[Data about app and page elements]
* * * * * * * * *

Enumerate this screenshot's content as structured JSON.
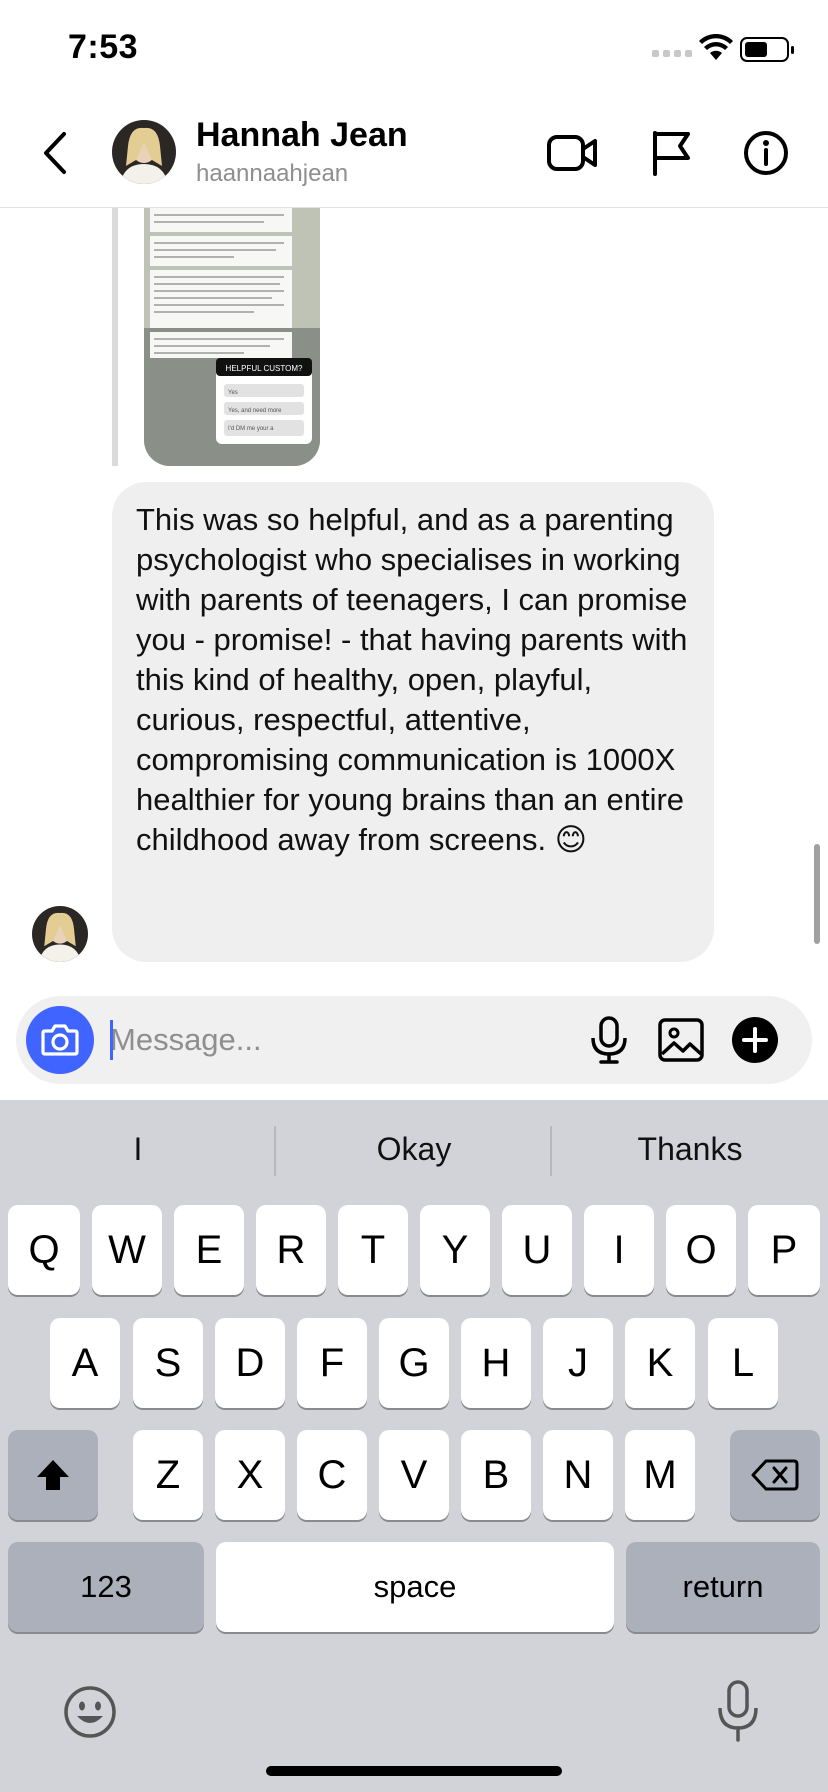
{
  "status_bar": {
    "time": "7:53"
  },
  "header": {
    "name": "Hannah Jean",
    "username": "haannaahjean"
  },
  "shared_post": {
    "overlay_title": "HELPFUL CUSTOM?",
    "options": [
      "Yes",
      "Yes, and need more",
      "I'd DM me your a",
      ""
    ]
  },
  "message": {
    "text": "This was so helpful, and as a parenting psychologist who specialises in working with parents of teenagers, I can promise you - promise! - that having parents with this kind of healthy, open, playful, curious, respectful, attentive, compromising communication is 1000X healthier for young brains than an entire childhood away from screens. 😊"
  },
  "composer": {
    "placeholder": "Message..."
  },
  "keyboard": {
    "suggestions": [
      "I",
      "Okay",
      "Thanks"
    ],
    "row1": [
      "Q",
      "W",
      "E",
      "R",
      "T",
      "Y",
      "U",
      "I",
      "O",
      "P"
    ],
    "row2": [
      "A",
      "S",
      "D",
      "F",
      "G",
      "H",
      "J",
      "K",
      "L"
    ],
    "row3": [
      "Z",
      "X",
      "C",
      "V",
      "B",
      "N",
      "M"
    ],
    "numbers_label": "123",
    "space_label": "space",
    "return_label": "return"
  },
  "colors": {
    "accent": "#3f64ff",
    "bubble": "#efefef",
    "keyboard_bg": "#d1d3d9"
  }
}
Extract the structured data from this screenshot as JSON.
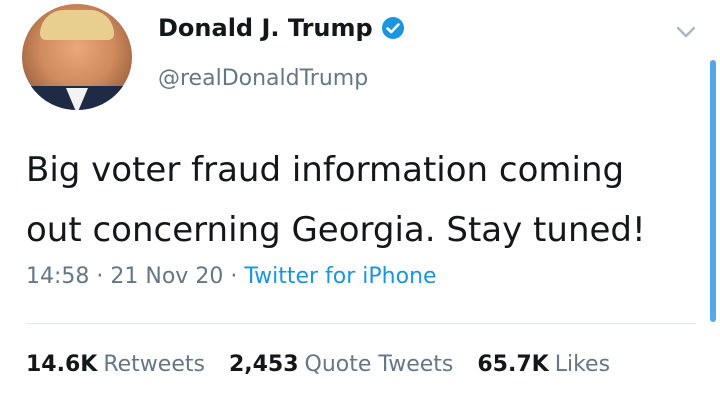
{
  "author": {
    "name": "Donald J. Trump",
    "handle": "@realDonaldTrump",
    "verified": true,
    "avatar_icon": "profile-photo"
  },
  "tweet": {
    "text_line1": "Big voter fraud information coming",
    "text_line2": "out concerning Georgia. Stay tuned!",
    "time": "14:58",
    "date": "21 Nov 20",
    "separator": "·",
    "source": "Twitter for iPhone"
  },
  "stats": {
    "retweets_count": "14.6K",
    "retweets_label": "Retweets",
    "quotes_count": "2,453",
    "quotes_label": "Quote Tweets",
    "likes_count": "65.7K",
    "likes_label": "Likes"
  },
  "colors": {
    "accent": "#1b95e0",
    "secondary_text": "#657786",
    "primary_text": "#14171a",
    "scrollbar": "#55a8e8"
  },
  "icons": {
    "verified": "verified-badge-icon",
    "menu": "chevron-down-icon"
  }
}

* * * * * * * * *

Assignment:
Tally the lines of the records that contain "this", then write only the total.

Task output:
3